## Instructions to follow
Every record here needs to be retyped exactly.

## Working data
────
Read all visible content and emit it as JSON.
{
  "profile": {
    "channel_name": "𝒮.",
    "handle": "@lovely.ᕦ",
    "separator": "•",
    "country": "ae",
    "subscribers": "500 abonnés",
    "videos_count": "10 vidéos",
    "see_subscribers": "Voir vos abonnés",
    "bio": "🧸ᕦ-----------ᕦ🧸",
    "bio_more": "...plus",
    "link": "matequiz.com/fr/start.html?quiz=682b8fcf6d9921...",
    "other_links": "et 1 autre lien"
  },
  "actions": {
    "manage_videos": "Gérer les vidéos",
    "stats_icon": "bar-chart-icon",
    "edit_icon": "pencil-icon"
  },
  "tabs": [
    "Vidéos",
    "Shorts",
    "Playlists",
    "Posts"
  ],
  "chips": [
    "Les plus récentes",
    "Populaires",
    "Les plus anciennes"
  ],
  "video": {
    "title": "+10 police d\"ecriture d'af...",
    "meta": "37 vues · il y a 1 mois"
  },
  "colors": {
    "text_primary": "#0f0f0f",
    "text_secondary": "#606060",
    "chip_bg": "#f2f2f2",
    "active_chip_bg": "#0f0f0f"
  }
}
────
## Result of this exercise
Read all visible content and emit it as JSON.
{
  "profile": {
    "channel_name": "𝒮.",
    "handle": "@lovely.ᕦ",
    "separator": "•",
    "country": "ae",
    "subscribers": "500 abonnés",
    "videos_count": "10 vidéos",
    "see_subscribers": "Voir vos abonnés",
    "bio": "🧸ᕦ-----------ᕦ🧸",
    "bio_more": "...plus",
    "link": "matequiz.com/fr/start.html?quiz=682b8fcf6d9921...",
    "other_links": "et 1 autre lien"
  },
  "actions": {
    "manage_videos": "Gérer les vidéos",
    "stats_icon": "bar-chart-icon",
    "edit_icon": "pencil-icon"
  },
  "tabs": [
    "Vidéos",
    "Shorts",
    "Playlists",
    "Posts"
  ],
  "chips": [
    "Les plus récentes",
    "Populaires",
    "Les plus anciennes"
  ],
  "video": {
    "title": "+10 police d\"ecriture d'af...",
    "meta": "37 vues · il y a 1 mois"
  },
  "colors": {
    "text_primary": "#0f0f0f",
    "text_secondary": "#606060",
    "chip_bg": "#f2f2f2",
    "active_chip_bg": "#0f0f0f"
  }
}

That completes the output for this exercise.